Atmospheric Sciences & Global Change
ARM Observations Validate Climate Model for Tropical Cirrus Clouds

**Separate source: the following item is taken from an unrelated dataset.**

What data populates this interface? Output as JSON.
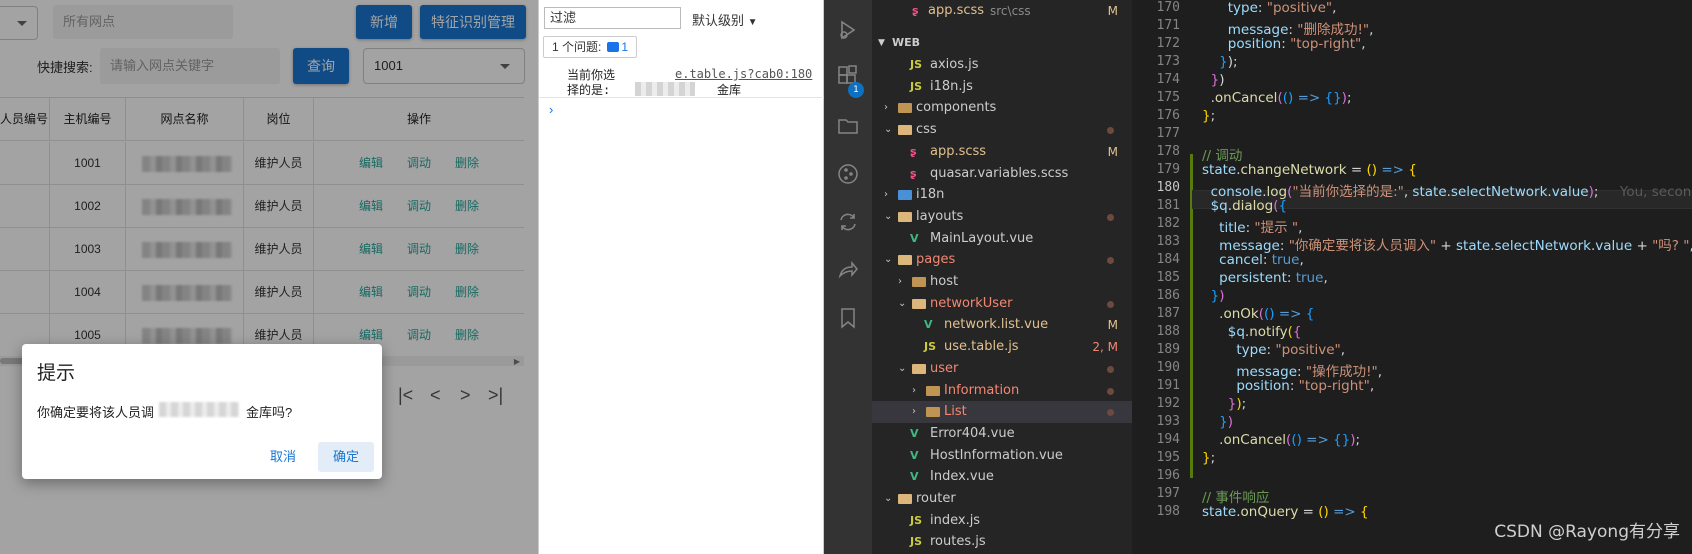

In a study funded by the U.S. Department of Energy's Atmospheric Radiation Measurement (ARM) Program, researchers used ground-based observations to assess simulations of tropical cirrus derived from the European Climate Model for Weather Forecasting (ECMWF). As described in Geophysical Research Letters (May 2004) the researchers used lidar and radar measurements of cirrus occurrence obtained between April and November 1999 from ARM's instrumented field site on Nauru Island to assess the accuracy of the ECMWF model in predicting tropical cirrus. Using a subdivided model grid box of 100 independent samples to represent cloud variability, comparisons of cloud top height and optical depth over the eight month period indicated good agreement between the model and measurements. Additionally, both the model and observations showed that tropical cirrus fall into two distinct categories: cirrus near convection (anvils) and cirrus detached from convection.